Exercise objective: Please give the records below back in full, exactly as shown.

Information given:
◇ ◇ ◇

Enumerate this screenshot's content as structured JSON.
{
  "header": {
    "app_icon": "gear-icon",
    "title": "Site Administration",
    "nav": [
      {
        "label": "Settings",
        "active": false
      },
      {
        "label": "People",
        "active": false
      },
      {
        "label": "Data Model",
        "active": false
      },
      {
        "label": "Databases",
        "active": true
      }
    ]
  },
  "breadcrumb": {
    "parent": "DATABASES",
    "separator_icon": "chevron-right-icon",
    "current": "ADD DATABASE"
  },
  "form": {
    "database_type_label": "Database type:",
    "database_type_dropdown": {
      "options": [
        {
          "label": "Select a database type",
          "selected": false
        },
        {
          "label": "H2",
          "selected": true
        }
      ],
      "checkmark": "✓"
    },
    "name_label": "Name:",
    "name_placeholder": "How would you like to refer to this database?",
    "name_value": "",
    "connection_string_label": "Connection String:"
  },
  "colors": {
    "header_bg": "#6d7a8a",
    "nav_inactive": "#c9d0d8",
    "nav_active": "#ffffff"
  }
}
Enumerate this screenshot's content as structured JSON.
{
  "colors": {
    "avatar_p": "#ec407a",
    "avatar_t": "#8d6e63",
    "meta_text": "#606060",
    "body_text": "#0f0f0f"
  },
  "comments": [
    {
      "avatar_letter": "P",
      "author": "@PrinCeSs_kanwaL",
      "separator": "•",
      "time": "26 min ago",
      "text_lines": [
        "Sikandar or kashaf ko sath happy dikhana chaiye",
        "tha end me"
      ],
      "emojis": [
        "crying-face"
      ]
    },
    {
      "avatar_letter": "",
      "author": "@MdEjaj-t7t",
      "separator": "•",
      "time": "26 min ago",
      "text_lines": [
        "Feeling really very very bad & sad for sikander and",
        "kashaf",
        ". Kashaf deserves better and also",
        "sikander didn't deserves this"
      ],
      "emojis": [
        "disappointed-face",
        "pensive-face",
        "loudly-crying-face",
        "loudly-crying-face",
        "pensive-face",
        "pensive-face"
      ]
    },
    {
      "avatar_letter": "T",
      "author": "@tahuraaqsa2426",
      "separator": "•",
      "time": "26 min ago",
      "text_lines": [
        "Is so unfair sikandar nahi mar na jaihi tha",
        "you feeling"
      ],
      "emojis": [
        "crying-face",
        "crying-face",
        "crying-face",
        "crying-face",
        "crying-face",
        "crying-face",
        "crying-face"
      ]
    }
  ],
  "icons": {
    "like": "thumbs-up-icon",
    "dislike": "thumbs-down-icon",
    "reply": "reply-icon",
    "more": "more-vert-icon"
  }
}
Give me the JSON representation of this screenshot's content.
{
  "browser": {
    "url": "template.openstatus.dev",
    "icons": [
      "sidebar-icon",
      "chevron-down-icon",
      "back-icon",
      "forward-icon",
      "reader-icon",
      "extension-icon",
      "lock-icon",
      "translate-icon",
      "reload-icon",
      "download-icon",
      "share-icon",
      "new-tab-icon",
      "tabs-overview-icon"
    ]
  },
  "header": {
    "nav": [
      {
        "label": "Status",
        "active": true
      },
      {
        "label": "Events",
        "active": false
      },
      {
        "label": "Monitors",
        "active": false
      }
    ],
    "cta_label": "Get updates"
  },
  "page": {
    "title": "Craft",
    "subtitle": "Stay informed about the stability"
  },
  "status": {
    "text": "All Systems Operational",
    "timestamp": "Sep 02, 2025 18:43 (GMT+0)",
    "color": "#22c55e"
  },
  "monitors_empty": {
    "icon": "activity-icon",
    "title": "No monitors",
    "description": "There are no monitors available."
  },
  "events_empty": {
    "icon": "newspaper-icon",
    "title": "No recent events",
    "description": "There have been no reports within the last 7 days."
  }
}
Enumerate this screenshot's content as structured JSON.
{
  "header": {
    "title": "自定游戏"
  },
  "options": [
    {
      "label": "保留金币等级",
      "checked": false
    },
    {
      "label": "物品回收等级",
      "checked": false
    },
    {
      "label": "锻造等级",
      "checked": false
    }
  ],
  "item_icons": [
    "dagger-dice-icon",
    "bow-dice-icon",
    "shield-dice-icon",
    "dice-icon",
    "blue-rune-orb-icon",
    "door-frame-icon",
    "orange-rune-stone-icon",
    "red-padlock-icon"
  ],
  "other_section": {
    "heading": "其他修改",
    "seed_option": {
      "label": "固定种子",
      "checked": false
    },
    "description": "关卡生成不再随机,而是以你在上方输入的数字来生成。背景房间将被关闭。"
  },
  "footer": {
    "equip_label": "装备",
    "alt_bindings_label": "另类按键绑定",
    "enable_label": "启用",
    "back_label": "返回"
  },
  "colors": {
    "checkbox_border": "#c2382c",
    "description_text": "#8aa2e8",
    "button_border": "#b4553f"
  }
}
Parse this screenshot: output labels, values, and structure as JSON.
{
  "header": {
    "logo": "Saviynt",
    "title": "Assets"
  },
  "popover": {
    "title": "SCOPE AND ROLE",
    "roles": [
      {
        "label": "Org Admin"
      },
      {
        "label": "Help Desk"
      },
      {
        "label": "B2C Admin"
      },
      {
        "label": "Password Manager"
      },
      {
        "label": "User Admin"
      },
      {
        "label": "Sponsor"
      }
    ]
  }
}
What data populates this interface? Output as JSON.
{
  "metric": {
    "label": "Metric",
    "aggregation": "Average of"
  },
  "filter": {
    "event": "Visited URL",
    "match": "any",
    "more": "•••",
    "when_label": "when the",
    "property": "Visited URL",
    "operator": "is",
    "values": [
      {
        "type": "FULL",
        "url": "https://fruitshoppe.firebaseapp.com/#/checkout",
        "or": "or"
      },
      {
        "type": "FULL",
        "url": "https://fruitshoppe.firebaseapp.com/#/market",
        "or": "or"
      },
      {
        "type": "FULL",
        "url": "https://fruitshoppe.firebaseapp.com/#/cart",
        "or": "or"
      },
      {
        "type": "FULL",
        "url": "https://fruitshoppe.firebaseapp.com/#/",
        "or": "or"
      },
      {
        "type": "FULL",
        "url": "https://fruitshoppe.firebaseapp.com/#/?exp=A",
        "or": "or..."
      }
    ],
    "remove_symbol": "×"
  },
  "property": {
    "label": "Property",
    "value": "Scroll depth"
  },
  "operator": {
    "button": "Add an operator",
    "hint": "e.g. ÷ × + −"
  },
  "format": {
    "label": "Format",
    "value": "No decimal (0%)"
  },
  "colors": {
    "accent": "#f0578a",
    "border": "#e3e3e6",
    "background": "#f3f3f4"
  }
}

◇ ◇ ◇

Answer box:
Enumerate this screenshot's content as structured JSON.
{
  "header": {
    "app_icon": "gear-icon",
    "title": "Site Administration",
    "nav": [
      {
        "label": "Settings",
        "active": false
      },
      {
        "label": "People",
        "active": false
      },
      {
        "label": "Data Model",
        "active": false
      },
      {
        "label": "Databases",
        "active": true
      }
    ]
  },
  "breadcrumb": {
    "parent": "DATABASES",
    "separator_icon": "chevron-right-icon",
    "current": "ADD DATABASE"
  },
  "form": {
    "database_type_label": "Database type:",
    "database_type_dropdown": {
      "options": [
        {
          "label": "Select a database type",
          "selected": false
        },
        {
          "label": "H2",
          "selected": true
        }
      ],
      "checkmark": "✓"
    },
    "name_label": "Name:",
    "name_placeholder": "How would you like to refer to this database?",
    "name_value": "",
    "connection_string_label": "Connection String:"
  },
  "colors": {
    "header_bg": "#6d7a8a",
    "nav_inactive": "#c9d0d8",
    "nav_active": "#ffffff"
  }
}
Enumerate this screenshot's content as structured JSON.
{
  "colors": {
    "avatar_p": "#ec407a",
    "avatar_t": "#8d6e63",
    "meta_text": "#606060",
    "body_text": "#0f0f0f"
  },
  "comments": [
    {
      "avatar_letter": "P",
      "author": "@PrinCeSs_kanwaL",
      "separator": "•",
      "time": "26 min ago",
      "text_lines": [
        "Sikandar or kashaf ko sath happy dikhana chaiye",
        "tha end me"
      ],
      "emojis": [
        "crying-face"
      ]
    },
    {
      "avatar_letter": "",
      "author": "@MdEjaj-t7t",
      "separator": "•",
      "time": "26 min ago",
      "text_lines": [
        "Feeling really very very bad & sad for sikander and",
        "kashaf",
        ". Kashaf deserves better and also",
        "sikander didn't deserves this"
      ],
      "emojis": [
        "disappointed-face",
        "pensive-face",
        "loudly-crying-face",
        "loudly-crying-face",
        "pensive-face",
        "pensive-face"
      ]
    },
    {
      "avatar_letter": "T",
      "author": "@tahuraaqsa2426",
      "separator": "•",
      "time": "26 min ago",
      "text_lines": [
        "Is so unfair sikandar nahi mar na jaihi tha",
        "you feeling"
      ],
      "emojis": [
        "crying-face",
        "crying-face",
        "crying-face",
        "crying-face",
        "crying-face",
        "crying-face",
        "crying-face"
      ]
    }
  ],
  "icons": {
    "like": "thumbs-up-icon",
    "dislike": "thumbs-down-icon",
    "reply": "reply-icon",
    "more": "more-vert-icon"
  }
}
Give me the JSON representation of this screenshot's content.
{
  "browser": {
    "url": "template.openstatus.dev",
    "icons": [
      "sidebar-icon",
      "chevron-down-icon",
      "back-icon",
      "forward-icon",
      "reader-icon",
      "extension-icon",
      "lock-icon",
      "translate-icon",
      "reload-icon",
      "download-icon",
      "share-icon",
      "new-tab-icon",
      "tabs-overview-icon"
    ]
  },
  "header": {
    "nav": [
      {
        "label": "Status",
        "active": true
      },
      {
        "label": "Events",
        "active": false
      },
      {
        "label": "Monitors",
        "active": false
      }
    ],
    "cta_label": "Get updates"
  },
  "page": {
    "title": "Craft",
    "subtitle": "Stay informed about the stability"
  },
  "status": {
    "text": "All Systems Operational",
    "timestamp": "Sep 02, 2025 18:43 (GMT+0)",
    "color": "#22c55e"
  },
  "monitors_empty": {
    "icon": "activity-icon",
    "title": "No monitors",
    "description": "There are no monitors available."
  },
  "events_empty": {
    "icon": "newspaper-icon",
    "title": "No recent events",
    "description": "There have been no reports within the last 7 days."
  }
}
Enumerate this screenshot's content as structured JSON.
{
  "header": {
    "title": "自定游戏"
  },
  "options": [
    {
      "label": "保留金币等级",
      "checked": false
    },
    {
      "label": "物品回收等级",
      "checked": false
    },
    {
      "label": "锻造等级",
      "checked": false
    }
  ],
  "item_icons": [
    "dagger-dice-icon",
    "bow-dice-icon",
    "shield-dice-icon",
    "dice-icon",
    "blue-rune-orb-icon",
    "door-frame-icon",
    "orange-rune-stone-icon",
    "red-padlock-icon"
  ],
  "other_section": {
    "heading": "其他修改",
    "seed_option": {
      "label": "固定种子",
      "checked": false
    },
    "description": "关卡生成不再随机,而是以你在上方输入的数字来生成。背景房间将被关闭。"
  },
  "footer": {
    "equip_label": "装备",
    "alt_bindings_label": "另类按键绑定",
    "enable_label": "启用",
    "back_label": "返回"
  },
  "colors": {
    "checkbox_border": "#c2382c",
    "description_text": "#8aa2e8",
    "button_border": "#b4553f"
  }
}
Parse this screenshot: output labels, values, and structure as JSON.
{
  "header": {
    "logo": "Saviynt",
    "title": "Assets"
  },
  "popover": {
    "title": "SCOPE AND ROLE",
    "roles": [
      {
        "label": "Org Admin"
      },
      {
        "label": "Help Desk"
      },
      {
        "label": "B2C Admin"
      },
      {
        "label": "Password Manager"
      },
      {
        "label": "User Admin"
      },
      {
        "label": "Sponsor"
      }
    ]
  }
}
What data populates this interface? Output as JSON.
{
  "metric": {
    "label": "Metric",
    "aggregation": "Average of"
  },
  "filter": {
    "event": "Visited URL",
    "match": "any",
    "more": "•••",
    "when_label": "when the",
    "property": "Visited URL",
    "operator": "is",
    "values": [
      {
        "type": "FULL",
        "url": "https://fruitshoppe.firebaseapp.com/#/checkout",
        "or": "or"
      },
      {
        "type": "FULL",
        "url": "https://fruitshoppe.firebaseapp.com/#/market",
        "or": "or"
      },
      {
        "type": "FULL",
        "url": "https://fruitshoppe.firebaseapp.com/#/cart",
        "or": "or"
      },
      {
        "type": "FULL",
        "url": "https://fruitshoppe.firebaseapp.com/#/",
        "or": "or"
      },
      {
        "type": "FULL",
        "url": "https://fruitshoppe.firebaseapp.com/#/?exp=A",
        "or": "or..."
      }
    ],
    "remove_symbol": "×"
  },
  "property": {
    "label": "Property",
    "value": "Scroll depth"
  },
  "operator": {
    "button": "Add an operator",
    "hint": "e.g. ÷ × + −"
  },
  "format": {
    "label": "Format",
    "value": "No decimal (0%)"
  },
  "colors": {
    "accent": "#f0578a",
    "border": "#e3e3e6",
    "background": "#f3f3f4"
  }
}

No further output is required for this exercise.